§ WHAT YOU WILL DO:
In the records below, find the lines that include the string "rebase" and report how many there are, nothing else.

§ INPUT DATA:
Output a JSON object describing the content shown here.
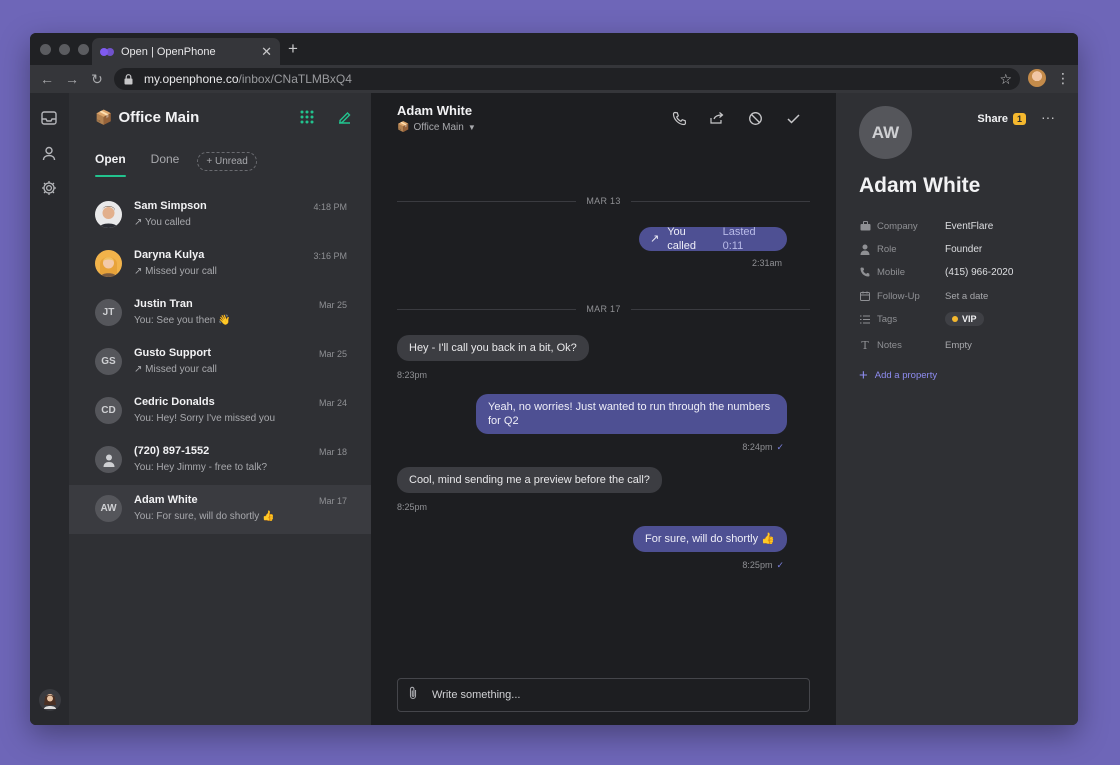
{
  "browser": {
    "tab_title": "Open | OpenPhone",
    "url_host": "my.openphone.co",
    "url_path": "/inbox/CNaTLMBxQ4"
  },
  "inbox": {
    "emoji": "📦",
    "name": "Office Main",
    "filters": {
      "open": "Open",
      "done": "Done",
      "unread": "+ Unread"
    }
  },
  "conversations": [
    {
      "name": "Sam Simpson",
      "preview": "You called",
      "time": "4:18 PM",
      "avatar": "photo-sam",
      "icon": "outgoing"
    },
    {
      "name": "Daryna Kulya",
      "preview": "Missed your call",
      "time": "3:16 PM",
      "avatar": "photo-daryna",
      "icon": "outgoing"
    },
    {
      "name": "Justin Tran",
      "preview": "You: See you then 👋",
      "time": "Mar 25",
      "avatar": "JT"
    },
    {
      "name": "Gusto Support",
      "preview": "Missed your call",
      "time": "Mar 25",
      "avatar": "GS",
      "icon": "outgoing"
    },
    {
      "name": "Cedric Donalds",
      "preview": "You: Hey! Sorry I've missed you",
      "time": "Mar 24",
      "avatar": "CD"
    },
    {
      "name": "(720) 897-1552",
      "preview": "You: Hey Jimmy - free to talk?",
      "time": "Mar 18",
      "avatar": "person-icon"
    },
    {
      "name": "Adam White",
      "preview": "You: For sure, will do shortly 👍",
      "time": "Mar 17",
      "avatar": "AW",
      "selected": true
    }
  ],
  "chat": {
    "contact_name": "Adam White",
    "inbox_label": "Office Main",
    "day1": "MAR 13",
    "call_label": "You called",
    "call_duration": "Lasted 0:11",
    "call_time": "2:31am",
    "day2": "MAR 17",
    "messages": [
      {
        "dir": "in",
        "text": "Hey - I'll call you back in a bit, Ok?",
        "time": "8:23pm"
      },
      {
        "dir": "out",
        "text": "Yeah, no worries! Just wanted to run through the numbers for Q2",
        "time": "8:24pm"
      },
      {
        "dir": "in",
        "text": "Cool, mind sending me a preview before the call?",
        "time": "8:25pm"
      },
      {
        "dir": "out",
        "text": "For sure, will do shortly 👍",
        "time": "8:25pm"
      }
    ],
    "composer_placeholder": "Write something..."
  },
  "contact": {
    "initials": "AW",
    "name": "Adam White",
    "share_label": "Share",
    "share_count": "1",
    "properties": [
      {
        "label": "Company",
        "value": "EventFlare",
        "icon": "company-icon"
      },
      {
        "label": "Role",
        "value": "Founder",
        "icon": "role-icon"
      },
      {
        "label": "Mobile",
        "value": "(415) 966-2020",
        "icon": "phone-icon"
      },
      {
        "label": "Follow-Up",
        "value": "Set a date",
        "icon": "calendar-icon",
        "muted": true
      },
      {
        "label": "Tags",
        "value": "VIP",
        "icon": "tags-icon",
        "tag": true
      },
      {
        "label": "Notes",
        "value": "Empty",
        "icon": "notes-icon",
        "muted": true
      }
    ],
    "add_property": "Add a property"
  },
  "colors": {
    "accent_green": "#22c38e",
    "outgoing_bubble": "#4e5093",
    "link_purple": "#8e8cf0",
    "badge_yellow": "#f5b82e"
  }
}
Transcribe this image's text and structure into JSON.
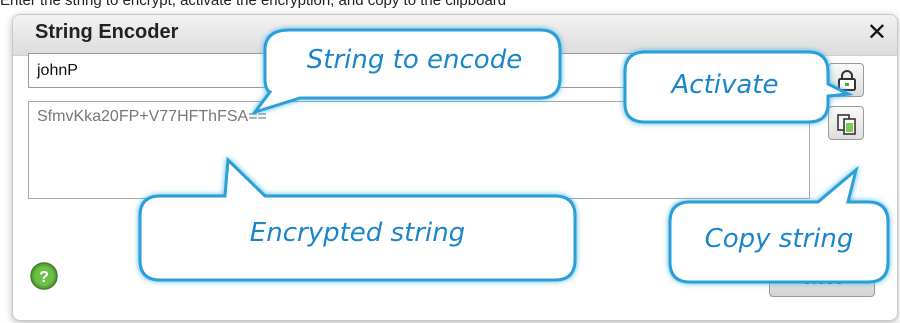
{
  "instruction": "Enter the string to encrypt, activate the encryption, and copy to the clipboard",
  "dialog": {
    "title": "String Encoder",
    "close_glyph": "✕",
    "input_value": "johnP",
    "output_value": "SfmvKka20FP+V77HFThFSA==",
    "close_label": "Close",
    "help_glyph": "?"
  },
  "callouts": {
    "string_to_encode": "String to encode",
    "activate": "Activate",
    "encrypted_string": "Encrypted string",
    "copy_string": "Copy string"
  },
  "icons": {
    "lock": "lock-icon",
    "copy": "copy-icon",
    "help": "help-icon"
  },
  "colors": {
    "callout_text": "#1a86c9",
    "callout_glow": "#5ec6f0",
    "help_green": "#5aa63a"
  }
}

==

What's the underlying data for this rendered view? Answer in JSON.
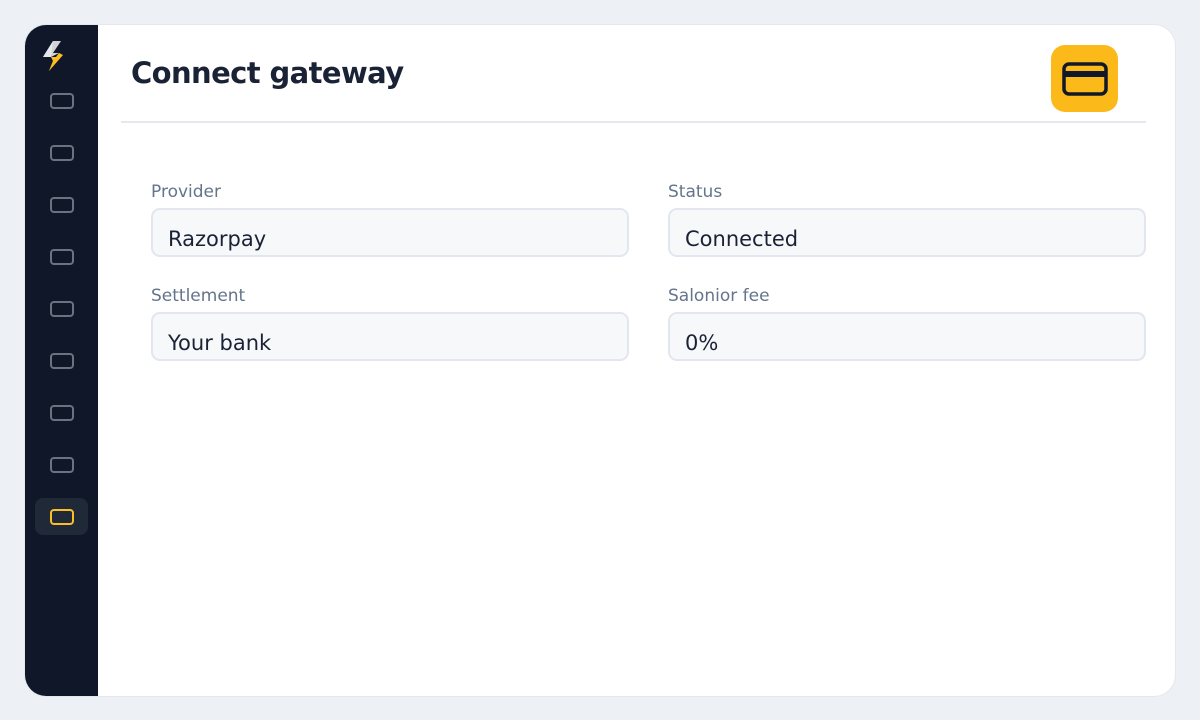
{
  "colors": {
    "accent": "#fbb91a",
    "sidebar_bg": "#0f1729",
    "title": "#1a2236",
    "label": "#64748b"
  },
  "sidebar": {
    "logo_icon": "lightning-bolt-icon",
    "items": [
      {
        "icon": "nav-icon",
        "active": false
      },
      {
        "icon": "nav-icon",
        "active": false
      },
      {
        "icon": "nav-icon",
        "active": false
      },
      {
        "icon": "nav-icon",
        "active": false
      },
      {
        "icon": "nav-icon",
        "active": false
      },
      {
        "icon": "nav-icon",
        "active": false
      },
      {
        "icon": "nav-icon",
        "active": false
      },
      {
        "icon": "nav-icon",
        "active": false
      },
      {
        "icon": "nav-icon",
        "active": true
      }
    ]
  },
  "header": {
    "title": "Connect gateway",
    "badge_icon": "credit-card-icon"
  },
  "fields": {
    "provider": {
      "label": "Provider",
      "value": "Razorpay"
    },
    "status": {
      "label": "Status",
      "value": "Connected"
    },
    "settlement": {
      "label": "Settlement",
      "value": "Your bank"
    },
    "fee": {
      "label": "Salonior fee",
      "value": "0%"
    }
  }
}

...

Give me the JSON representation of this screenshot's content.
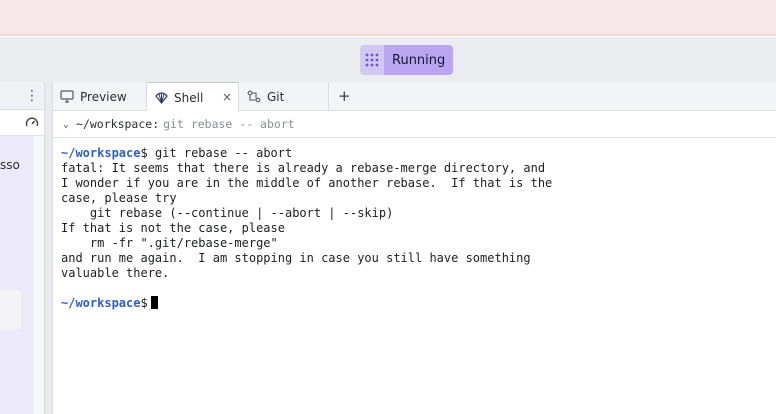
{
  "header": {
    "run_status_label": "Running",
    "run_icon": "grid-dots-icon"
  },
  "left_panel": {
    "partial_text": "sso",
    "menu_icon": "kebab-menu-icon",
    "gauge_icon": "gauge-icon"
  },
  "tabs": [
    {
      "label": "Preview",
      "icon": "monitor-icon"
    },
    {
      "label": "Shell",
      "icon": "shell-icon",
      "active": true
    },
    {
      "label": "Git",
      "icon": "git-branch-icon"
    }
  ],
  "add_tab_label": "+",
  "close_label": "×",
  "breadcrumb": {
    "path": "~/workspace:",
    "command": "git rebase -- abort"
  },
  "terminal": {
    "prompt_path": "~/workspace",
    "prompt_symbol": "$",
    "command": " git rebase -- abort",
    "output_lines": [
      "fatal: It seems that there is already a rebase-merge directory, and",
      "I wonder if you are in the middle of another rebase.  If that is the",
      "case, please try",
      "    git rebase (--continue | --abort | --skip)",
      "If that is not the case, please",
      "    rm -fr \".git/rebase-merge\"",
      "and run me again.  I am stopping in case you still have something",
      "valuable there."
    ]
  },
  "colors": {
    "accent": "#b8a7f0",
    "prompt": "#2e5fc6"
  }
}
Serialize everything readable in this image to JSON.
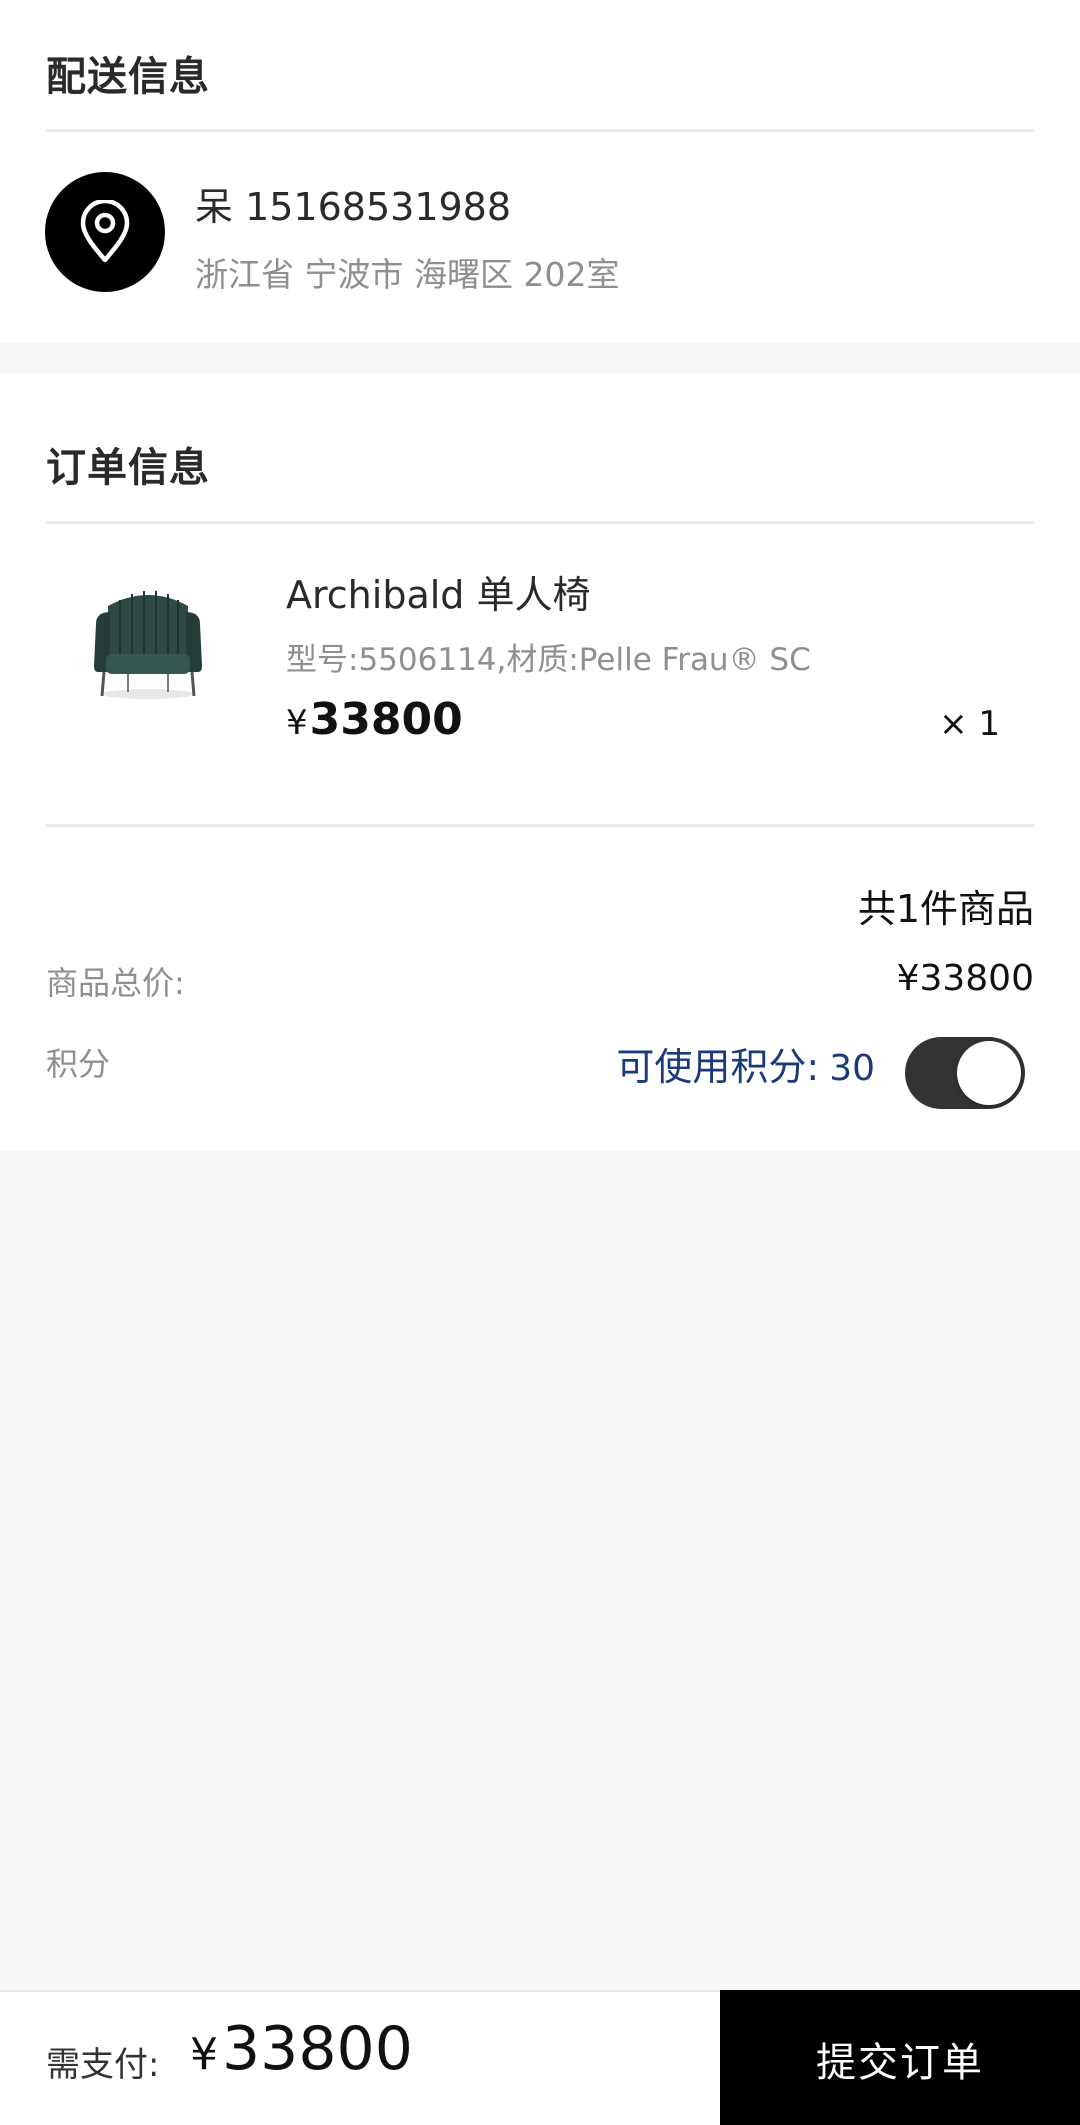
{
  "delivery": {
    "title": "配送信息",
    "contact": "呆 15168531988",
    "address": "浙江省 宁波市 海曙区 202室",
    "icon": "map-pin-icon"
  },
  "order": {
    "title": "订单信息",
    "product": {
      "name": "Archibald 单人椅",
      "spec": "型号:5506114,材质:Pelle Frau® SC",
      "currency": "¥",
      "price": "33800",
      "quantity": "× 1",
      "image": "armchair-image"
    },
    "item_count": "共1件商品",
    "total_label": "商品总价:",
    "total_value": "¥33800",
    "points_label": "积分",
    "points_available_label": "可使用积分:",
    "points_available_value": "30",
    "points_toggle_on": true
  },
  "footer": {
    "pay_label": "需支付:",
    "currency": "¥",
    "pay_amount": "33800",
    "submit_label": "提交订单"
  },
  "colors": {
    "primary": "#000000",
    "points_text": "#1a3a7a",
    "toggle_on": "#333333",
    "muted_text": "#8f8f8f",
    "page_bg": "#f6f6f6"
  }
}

§ EXERCISE SOLUTION:
6